Data about app and page elements
┄┄┄┄┄┄

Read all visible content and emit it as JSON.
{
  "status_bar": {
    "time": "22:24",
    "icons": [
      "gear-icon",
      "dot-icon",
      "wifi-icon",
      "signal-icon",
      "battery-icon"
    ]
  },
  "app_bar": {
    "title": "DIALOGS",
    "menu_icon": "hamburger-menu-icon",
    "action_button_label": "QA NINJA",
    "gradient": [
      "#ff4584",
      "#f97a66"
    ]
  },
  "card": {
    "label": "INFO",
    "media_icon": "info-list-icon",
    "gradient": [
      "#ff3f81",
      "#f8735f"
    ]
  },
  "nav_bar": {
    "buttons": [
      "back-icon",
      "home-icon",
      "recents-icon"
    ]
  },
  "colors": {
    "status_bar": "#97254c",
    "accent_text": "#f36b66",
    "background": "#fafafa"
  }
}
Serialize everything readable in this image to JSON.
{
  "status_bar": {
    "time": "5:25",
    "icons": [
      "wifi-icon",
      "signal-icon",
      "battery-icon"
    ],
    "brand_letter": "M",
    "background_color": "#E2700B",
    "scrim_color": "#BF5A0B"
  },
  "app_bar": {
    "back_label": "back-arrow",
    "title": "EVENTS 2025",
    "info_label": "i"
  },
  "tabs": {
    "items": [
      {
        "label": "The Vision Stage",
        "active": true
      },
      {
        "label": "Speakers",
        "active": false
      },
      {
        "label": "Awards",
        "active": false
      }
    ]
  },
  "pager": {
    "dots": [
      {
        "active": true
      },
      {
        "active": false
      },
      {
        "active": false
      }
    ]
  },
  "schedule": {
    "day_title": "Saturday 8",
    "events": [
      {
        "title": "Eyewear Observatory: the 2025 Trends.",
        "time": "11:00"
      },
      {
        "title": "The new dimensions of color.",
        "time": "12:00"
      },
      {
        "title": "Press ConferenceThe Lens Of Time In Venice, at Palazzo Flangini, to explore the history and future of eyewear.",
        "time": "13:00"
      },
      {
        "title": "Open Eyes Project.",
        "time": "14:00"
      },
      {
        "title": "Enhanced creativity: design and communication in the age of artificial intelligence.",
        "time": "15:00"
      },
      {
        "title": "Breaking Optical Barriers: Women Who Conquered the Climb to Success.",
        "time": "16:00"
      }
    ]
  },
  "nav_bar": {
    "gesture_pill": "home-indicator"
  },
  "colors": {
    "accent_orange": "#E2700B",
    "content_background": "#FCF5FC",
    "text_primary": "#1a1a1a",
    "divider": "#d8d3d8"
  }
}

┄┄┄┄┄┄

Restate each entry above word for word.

Read all visible content and emit it as JSON.
{
  "status_bar": {
    "time": "22:24",
    "icons": [
      "gear-icon",
      "dot-icon",
      "wifi-icon",
      "signal-icon",
      "battery-icon"
    ]
  },
  "app_bar": {
    "title": "DIALOGS",
    "menu_icon": "hamburger-menu-icon",
    "action_button_label": "QA NINJA",
    "gradient": [
      "#ff4584",
      "#f97a66"
    ]
  },
  "card": {
    "label": "INFO",
    "media_icon": "info-list-icon",
    "gradient": [
      "#ff3f81",
      "#f8735f"
    ]
  },
  "nav_bar": {
    "buttons": [
      "back-icon",
      "home-icon",
      "recents-icon"
    ]
  },
  "colors": {
    "status_bar": "#97254c",
    "accent_text": "#f36b66",
    "background": "#fafafa"
  }
}
Serialize everything readable in this image to JSON.
{
  "status_bar": {
    "time": "5:25",
    "icons": [
      "wifi-icon",
      "signal-icon",
      "battery-icon"
    ],
    "brand_letter": "M",
    "background_color": "#E2700B",
    "scrim_color": "#BF5A0B"
  },
  "app_bar": {
    "back_label": "back-arrow",
    "title": "EVENTS 2025",
    "info_label": "i"
  },
  "tabs": {
    "items": [
      {
        "label": "The Vision Stage",
        "active": true
      },
      {
        "label": "Speakers",
        "active": false
      },
      {
        "label": "Awards",
        "active": false
      }
    ]
  },
  "pager": {
    "dots": [
      {
        "active": true
      },
      {
        "active": false
      },
      {
        "active": false
      }
    ]
  },
  "schedule": {
    "day_title": "Saturday 8",
    "events": [
      {
        "title": "Eyewear Observatory: the 2025 Trends.",
        "time": "11:00"
      },
      {
        "title": "The new dimensions of color.",
        "time": "12:00"
      },
      {
        "title": "Press ConferenceThe Lens Of Time In Venice, at Palazzo Flangini, to explore the history and future of eyewear.",
        "time": "13:00"
      },
      {
        "title": "Open Eyes Project.",
        "time": "14:00"
      },
      {
        "title": "Enhanced creativity: design and communication in the age of artificial intelligence.",
        "time": "15:00"
      },
      {
        "title": "Breaking Optical Barriers: Women Who Conquered the Climb to Success.",
        "time": "16:00"
      }
    ]
  },
  "nav_bar": {
    "gesture_pill": "home-indicator"
  },
  "colors": {
    "accent_orange": "#E2700B",
    "content_background": "#FCF5FC",
    "text_primary": "#1a1a1a",
    "divider": "#d8d3d8"
  }
}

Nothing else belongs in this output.